  • Lack of knowledge about BIPV methods and models, mainly due to lack of detailed research aligned with its practical application is a big obstacle
  • Report writers recommend further R&D for BIPV design and analysis with focus on digital tools, especially in an urban setting to increase its acceptance

A new report from the International Energy Agency Photovoltaic Power Systems Programme (IEA PVPS) under its Task 15 explores the complexities surrounding building integrated PV (BIPV) projects and stresses on increased use of digitalization within the segment to increase its uptake.

Sharing results of a survey targeting 10 professional groups in the BIPV industry in Europe, Asia, Oceania, North America and Europe in its report titled BIPV Digitalization: Design Workflows and Methods—A Global Survey 2022, the IEA PVPS points out the concern areas that impede its acceptance globally.

The report identifies methods, approaches and workflows in BIPV design and analysis under 4 key areas of solar irradiation, BIPV power output, building performance, and financial and design outcome.
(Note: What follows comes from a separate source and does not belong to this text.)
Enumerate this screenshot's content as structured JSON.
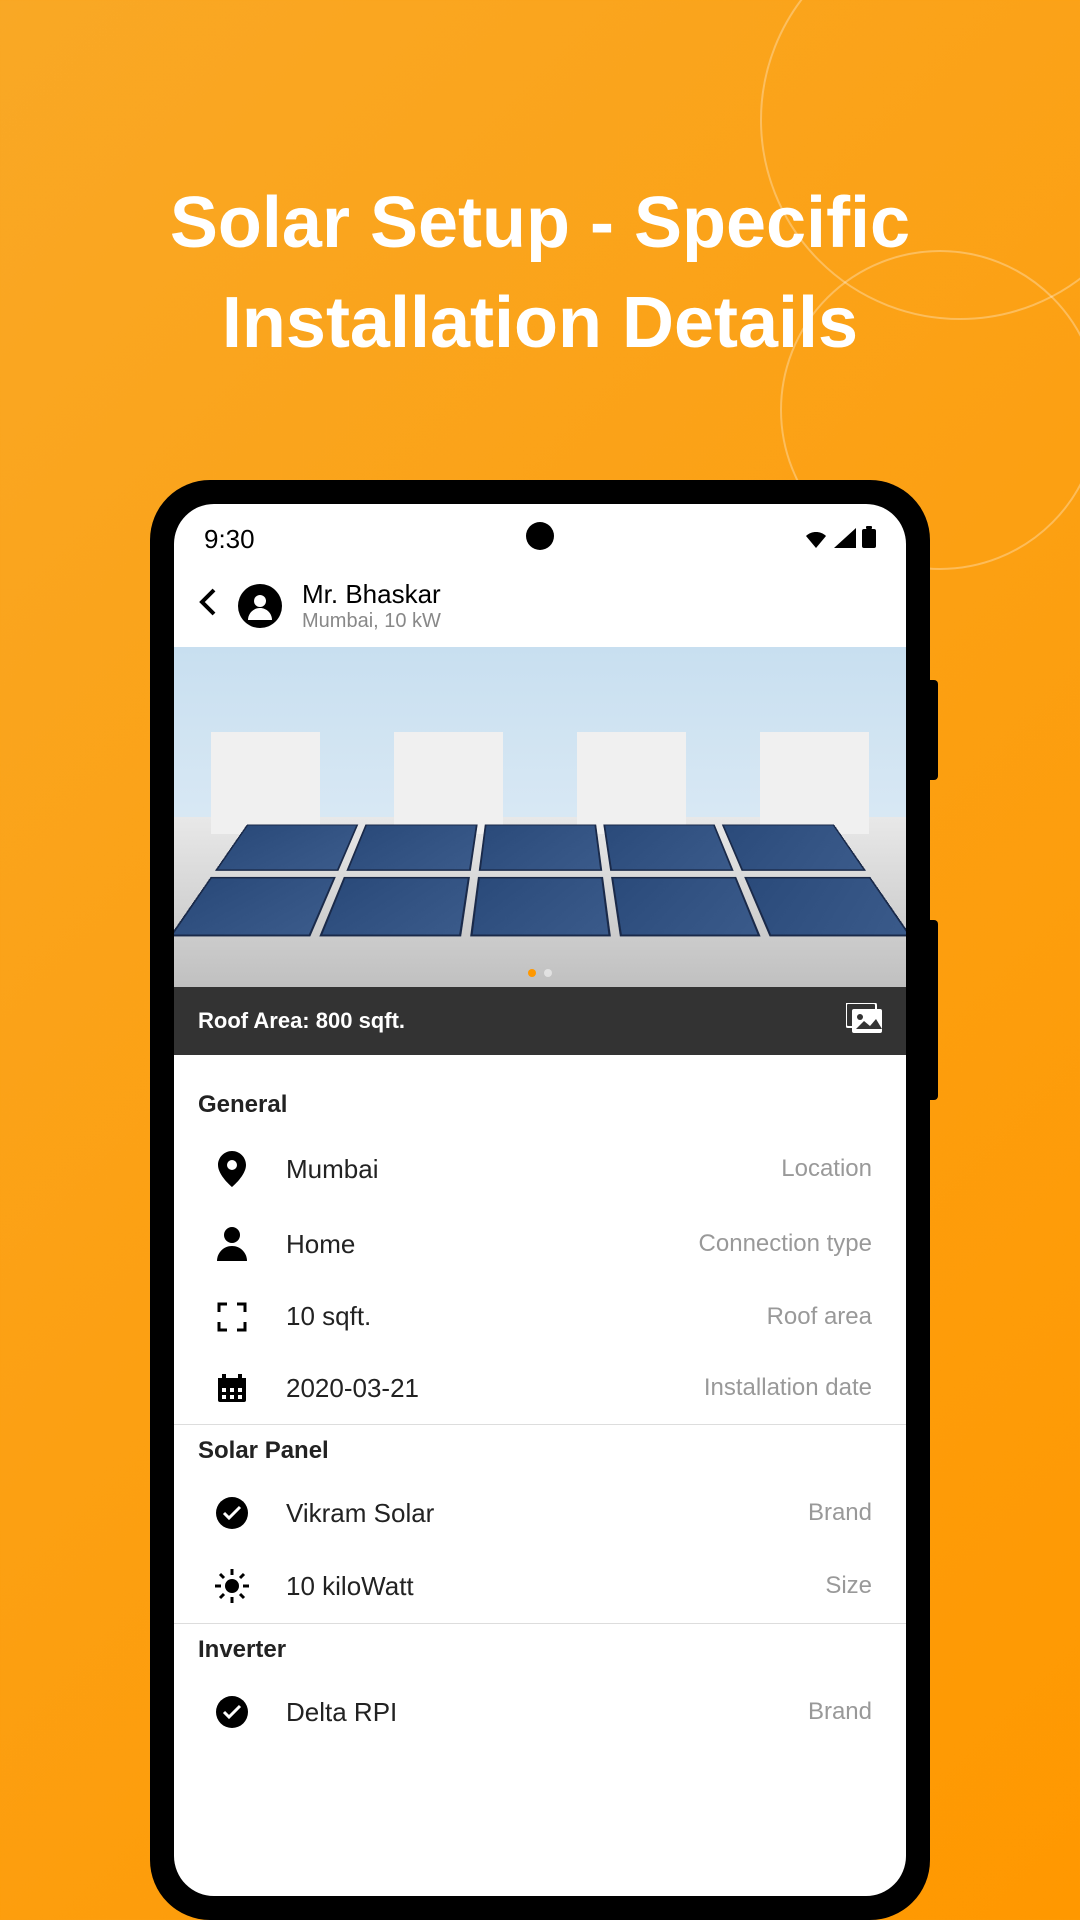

For the survey, the report writers spoke to 80 professionals including architects, façade engineers, electrical engineers, fire engineers, design consultants, academia, developers among others. They found ‘a lack of awareness among the respondents on the methods and models used to estimate POA, power output, embodied emissions, heat island impact, thermal, daylighting, structural and fire requirements of BIPV projects’.

Impact of shading level becomes all the more significant to consider for this segment unlike conventional PV, since shading needs to be considered at the micro, mezzo or macro levels as well.

Stressing on the need to conduct further research and development in these methods for BIPV design and analysis, the report also bats for a BIPV specific software or a design process to improve the uptake of efficient and cost-effective projects in this space.

Such a software should factor in BIPV product database, BIPV system design documentation, shading on BIPV projects, embodied energy in BIPV, customer requirements and decision support models.

Taking the help of such information database and further investigation, IEA PVPS believes designers and end users can get a comprehensive knowledge of feasibility of these applications especially in an urban setting.

“Due to the cross-functional nature of BIPV as a building material and an electro-technical device, there’s a need to improve the knowledge and awareness of both the AEC industry and BIPV industry professionals on the BIPV design and analysis methods and workflow,” reads the report. “Therefore, there’s a need for a streamlined process or workflow for BIPV digital design and analysis.”

Complete report can be viewed for free from IEA PVPS website.